Look through the entries below for the string "Company", and copy each line where it is found.

Given records Block Start

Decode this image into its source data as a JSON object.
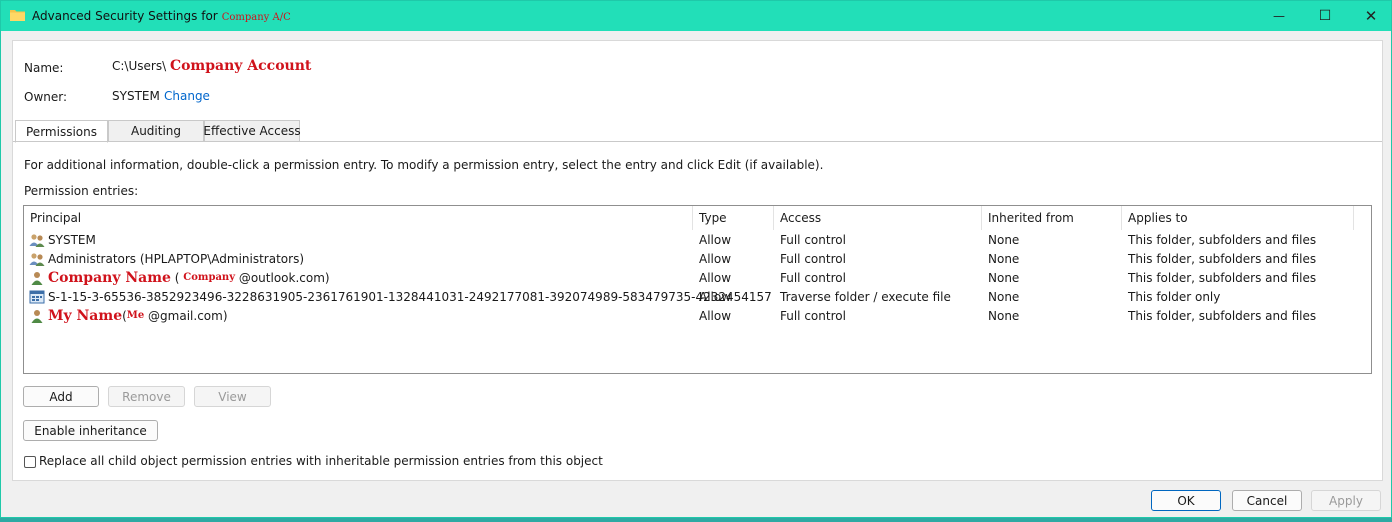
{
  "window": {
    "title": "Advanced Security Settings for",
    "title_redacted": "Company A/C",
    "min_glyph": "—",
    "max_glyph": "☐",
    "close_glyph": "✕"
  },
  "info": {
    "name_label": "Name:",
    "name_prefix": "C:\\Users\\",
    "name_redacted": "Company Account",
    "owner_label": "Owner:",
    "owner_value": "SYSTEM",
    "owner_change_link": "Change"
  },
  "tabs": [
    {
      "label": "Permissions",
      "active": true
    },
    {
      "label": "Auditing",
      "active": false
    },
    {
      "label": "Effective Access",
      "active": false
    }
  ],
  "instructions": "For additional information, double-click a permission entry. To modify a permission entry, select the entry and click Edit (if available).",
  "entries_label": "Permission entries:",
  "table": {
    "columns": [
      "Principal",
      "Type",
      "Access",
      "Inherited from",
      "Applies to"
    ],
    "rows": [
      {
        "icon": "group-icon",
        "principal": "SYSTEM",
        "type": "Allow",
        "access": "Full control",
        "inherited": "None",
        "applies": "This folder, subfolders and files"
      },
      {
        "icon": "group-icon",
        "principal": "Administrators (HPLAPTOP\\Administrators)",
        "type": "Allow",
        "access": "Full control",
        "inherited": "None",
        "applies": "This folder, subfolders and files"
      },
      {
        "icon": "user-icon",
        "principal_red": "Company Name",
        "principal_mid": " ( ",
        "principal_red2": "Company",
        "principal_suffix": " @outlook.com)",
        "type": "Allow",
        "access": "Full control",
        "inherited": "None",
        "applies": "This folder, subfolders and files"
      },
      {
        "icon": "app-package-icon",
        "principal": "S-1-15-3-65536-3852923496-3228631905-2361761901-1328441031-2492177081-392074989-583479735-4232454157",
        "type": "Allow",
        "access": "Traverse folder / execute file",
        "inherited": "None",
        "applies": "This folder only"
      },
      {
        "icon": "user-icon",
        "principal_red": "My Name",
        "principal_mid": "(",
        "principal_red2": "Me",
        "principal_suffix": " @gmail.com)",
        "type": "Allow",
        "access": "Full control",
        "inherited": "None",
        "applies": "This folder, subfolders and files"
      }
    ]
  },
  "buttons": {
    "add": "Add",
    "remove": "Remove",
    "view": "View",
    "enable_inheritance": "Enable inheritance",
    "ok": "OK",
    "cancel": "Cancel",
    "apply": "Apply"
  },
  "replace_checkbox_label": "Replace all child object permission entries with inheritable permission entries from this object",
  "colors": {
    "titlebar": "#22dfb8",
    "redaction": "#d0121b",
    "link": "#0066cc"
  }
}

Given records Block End

**Answer to this exercise**.
    "title_redacted": "Company A/C",
    "name_redacted": "Company Account",
        "principal_red": "Company Name",
        "principal_red2": "Company",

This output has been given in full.